According to waronice.com, the Senators are actually generating their share of opportunities in 3-on-3 play. In overtime, the Senators have been outshot by a 14-8 margin overall, but that was skewed by a 7-2 result against the Toronto Maple Leafs in which they had to kill a minor penalty. The Senators have also been shorthanded in overtime on two other occasions, once for 39 seconds and another for 13 seconds.
But when it comes to pure 3-on-3, the Senators have not been that bad. They’ve generated a total of 17 shot attempts and had 12 against them in 17:08 of 3-on-3 time in overtime. Compare that to the Tampa Bay Lightning, who have also played four overtime games, but have played only 8:10 of 3-on-3. They’ve got 10 shot attempts and have given up nine. The Philadelphia Flyers have played 11:22 of 3-on-3 OT in four games and have generated 14 shot attempts, while giving up the same number. The New Jersey Devils have 14 for and against in 13:37, while the Vancouver Canucks have 12 for and nine against in 9:39.
As for the league-wide results, they’ve been pretty encouraging. Of the 136 games played so far, 27 have gone to extra time and of those 27, 18 of them have been decided without a shootout. That’s 67 percent, compared to 44.4 percent of games that were decided in 4-on-4 overtime last season. Three of those games have been decided on power-play goals with the teams playing 4-on3. The average length of an overtime period this season, meanwhile, is 3:01.
The reduction in shootouts is a good sign, but will it continue? Will coaches find a way to stifle 3-on-3 play the way they have in other situations? Well, as teams get more accustomed to playing 3-on-3, there are bound to be adjustments. One of them that teams are already making is feathering the puck down to their own goaltender when they have possession in the neutral zone so they can get a change and get fresh bodies out on the ice.

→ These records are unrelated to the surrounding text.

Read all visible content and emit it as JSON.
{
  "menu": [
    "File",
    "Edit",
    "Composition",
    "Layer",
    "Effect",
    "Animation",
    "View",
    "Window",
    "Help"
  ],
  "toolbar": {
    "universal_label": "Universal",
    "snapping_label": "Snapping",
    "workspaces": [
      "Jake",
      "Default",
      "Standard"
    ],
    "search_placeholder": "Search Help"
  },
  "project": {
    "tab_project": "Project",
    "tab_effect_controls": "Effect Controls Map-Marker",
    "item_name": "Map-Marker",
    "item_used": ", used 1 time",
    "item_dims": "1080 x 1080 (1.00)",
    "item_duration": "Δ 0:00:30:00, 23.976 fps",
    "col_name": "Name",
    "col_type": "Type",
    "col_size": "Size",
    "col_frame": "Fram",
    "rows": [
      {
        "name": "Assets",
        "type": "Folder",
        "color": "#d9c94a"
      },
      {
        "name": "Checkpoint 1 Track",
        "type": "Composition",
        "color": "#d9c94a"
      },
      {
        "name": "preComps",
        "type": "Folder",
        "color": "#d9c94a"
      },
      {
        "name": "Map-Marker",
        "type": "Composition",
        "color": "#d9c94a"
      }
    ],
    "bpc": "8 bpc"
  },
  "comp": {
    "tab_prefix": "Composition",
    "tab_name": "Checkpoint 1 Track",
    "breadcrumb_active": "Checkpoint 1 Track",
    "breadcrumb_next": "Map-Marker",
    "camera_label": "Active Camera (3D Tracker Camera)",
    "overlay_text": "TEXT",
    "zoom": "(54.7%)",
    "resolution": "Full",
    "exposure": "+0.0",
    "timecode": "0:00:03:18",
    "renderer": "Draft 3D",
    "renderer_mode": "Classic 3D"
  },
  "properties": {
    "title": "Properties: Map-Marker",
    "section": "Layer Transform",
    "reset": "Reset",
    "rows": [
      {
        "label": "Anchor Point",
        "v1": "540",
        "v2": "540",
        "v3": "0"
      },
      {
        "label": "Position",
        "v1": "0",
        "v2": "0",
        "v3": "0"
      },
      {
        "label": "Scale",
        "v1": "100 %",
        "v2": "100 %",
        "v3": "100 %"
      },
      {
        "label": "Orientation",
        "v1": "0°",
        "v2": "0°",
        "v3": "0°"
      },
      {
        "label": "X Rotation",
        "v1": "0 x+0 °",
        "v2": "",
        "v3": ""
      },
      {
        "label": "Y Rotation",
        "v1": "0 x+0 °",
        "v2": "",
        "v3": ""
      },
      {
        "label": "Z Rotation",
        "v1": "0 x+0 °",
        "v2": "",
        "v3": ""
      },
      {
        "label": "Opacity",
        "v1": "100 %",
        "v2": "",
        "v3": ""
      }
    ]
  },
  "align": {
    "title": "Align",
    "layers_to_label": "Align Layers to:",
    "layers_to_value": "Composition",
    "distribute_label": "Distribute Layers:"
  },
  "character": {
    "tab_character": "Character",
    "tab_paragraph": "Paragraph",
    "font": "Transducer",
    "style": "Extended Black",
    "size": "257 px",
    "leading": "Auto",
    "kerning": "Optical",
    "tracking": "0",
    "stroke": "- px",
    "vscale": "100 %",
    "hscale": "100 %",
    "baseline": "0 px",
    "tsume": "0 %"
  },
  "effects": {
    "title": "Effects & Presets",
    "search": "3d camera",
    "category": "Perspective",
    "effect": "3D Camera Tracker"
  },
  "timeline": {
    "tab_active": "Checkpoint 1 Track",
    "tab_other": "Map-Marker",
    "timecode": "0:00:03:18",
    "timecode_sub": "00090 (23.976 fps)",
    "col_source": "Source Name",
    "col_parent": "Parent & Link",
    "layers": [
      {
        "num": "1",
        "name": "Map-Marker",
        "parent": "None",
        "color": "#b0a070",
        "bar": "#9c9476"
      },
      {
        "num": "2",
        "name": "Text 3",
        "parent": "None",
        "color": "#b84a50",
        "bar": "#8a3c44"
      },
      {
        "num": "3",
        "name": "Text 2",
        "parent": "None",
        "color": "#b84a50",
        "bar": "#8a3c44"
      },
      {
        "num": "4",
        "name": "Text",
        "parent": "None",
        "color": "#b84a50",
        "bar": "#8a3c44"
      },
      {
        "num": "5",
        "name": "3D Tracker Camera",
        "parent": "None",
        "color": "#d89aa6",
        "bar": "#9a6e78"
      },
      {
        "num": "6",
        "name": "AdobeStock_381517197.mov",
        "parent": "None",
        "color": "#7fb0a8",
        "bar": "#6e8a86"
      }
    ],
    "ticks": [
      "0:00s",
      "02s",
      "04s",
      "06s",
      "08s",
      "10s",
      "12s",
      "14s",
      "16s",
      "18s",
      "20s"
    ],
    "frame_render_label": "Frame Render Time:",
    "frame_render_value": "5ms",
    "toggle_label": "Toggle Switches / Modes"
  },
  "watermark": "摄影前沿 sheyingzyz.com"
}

As it stands, two of three games are being decided in overtime, compared to fewer than half in the past. Not since the shootout was introduced in 2005-06 has there been a season when more than 50 percent of the games have been decided by overtime alone, so even if there is an adjustment and that number goes down a little, it will still be an improvement.